Parliament tells government officials to travel economy class


Government officials travelling on business should fly economy class in order to limit expenses as the country is struggling to pay the salaries of diplomats on foreign missions, Treasury was told today.

As of March this year, staff at Zimbabwe’s foreign missions had not been paid for eight months and were owed $40 million in salary arrears.

Foreign affairs secretary, Joey Bimha said then they have not received a salary increase in over 10 years as government struggles with budgetary constraints.

Non-constituency Member of Parliament Priscilla Misihairabwi-Mushonga, who sits on a parliamentary committee on foreign affairs said Treasury should cut travel costs and prioritise the welfare of ambassadors and embassy staff in foreign countries who have gone for months without receiving salaries.

“You cannot have all your 100-plus directors travelling business class, if you look at your air travel expenses given the number of delegations you take to (foreign) summits, it is unsustainable,” said Misihairabwi-Mushonga, a former minister of regional integration and international  co-operation in Zimbabwe’s unity government between 2009-13.

“How is it that a nation that is so poorly resourced can still behave in such a manner like there is so much money in the country yet we are facing a crisis?”

In response, finance secretary Willard Manungo said government was instituting measures to review expenses incurred in foreign travels.

Zimbabwe has diplomatic missions in 43 countries.

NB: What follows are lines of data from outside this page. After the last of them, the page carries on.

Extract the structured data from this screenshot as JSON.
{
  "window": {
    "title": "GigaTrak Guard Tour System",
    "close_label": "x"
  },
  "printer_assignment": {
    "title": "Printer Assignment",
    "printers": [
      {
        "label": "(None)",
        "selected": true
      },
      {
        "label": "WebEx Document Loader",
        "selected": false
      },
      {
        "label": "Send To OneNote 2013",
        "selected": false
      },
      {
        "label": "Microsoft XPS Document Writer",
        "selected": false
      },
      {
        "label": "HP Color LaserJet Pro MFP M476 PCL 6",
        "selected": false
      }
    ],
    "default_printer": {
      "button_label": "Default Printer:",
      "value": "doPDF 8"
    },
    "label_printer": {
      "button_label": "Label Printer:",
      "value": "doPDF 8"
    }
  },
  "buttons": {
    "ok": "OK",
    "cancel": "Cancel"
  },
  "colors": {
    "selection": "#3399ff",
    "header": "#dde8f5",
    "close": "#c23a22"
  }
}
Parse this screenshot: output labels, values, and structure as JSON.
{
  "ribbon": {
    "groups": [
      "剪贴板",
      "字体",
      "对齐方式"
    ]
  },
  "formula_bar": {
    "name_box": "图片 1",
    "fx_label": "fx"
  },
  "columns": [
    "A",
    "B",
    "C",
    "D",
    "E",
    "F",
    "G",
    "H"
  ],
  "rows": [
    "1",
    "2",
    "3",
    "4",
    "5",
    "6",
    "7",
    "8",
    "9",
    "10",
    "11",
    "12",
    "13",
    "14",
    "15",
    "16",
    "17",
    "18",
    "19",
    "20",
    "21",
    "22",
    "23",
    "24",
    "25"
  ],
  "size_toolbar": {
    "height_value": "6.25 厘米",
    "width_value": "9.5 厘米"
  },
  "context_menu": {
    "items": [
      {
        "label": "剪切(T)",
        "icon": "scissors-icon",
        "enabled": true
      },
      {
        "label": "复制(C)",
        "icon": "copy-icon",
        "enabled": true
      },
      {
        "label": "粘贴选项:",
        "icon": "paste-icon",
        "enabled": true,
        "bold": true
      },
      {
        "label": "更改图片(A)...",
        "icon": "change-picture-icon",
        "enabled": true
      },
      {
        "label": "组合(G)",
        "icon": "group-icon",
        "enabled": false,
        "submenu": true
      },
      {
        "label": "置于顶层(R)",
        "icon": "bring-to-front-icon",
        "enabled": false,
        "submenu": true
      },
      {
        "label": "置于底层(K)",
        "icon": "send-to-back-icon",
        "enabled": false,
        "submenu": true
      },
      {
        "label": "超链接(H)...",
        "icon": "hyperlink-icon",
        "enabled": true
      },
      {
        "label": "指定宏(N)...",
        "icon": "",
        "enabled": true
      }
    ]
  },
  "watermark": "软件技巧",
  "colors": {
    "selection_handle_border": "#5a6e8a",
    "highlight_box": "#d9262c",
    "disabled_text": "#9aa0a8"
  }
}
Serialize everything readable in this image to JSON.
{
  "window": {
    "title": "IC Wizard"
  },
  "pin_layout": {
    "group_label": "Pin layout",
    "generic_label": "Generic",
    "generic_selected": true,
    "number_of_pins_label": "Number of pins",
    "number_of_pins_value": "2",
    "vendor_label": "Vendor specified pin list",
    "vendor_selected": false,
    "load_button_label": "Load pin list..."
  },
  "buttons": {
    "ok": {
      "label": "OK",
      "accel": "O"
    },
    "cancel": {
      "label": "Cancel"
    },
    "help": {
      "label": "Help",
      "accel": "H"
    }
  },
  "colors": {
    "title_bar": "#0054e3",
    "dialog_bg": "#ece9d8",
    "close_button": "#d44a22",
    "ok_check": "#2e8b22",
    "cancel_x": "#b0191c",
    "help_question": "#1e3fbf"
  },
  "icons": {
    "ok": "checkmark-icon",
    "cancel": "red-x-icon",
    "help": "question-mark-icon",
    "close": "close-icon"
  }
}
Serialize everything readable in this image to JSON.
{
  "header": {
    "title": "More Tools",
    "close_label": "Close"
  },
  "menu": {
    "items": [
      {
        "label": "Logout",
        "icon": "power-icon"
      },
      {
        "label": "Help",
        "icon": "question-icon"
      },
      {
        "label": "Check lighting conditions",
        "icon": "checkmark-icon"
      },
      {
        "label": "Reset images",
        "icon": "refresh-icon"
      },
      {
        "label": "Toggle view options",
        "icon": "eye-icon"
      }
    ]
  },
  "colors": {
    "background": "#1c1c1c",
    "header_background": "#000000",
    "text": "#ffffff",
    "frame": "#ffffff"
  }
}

President Robert Mugabe has come under spotlight for his travels, which have seen him rake up air miles on visits to no less than 15 countries, mostly in Africa and Asia this year.-The Source


Don't be shellfish... Please SHARETweet about this on Twitter
Share on Facebook
Share on LinkedIn
Email this to someone
Print this page

Like it? Share with your friends!

Charles Rukuni
The Insider is a political and business bulletin about Zimbabwe, edited by Charles Rukuni. Founded in 1990, it was a printed 12-page subscription only newsletter until 2003 when Zimbabwe's hyper-inflation made it impossible to continue printing.


Your email address will not be published. Required fields are marked *